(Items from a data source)
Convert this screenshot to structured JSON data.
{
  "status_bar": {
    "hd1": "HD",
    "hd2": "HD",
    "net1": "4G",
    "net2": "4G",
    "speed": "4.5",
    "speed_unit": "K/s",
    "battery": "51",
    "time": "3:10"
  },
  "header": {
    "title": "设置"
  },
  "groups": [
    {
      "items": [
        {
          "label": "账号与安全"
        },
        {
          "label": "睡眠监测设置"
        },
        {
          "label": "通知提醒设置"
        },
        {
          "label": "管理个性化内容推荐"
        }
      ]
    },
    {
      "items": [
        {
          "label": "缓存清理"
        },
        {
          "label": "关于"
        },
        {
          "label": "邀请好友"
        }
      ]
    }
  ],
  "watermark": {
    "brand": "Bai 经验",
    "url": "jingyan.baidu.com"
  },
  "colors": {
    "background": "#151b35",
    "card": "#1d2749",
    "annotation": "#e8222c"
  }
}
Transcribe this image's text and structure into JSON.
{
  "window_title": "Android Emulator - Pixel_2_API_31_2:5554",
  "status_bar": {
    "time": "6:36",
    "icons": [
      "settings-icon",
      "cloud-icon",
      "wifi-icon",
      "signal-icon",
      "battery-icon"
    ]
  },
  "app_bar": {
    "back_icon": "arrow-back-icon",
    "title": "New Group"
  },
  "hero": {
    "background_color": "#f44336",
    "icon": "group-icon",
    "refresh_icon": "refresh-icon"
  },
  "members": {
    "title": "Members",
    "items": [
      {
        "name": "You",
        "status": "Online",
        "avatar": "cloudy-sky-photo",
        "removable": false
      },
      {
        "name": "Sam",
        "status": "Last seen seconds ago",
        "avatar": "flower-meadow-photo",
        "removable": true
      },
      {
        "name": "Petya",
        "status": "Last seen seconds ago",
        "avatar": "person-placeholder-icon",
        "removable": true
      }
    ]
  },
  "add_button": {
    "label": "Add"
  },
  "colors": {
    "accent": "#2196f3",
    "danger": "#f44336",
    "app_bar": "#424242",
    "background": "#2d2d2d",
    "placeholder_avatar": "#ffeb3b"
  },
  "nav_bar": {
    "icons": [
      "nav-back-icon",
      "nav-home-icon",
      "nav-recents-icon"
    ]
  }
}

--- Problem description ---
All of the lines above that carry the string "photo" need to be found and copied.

--- Your solution ---
        "avatar": "cloudy-sky-photo",
        "avatar": "flower-meadow-photo",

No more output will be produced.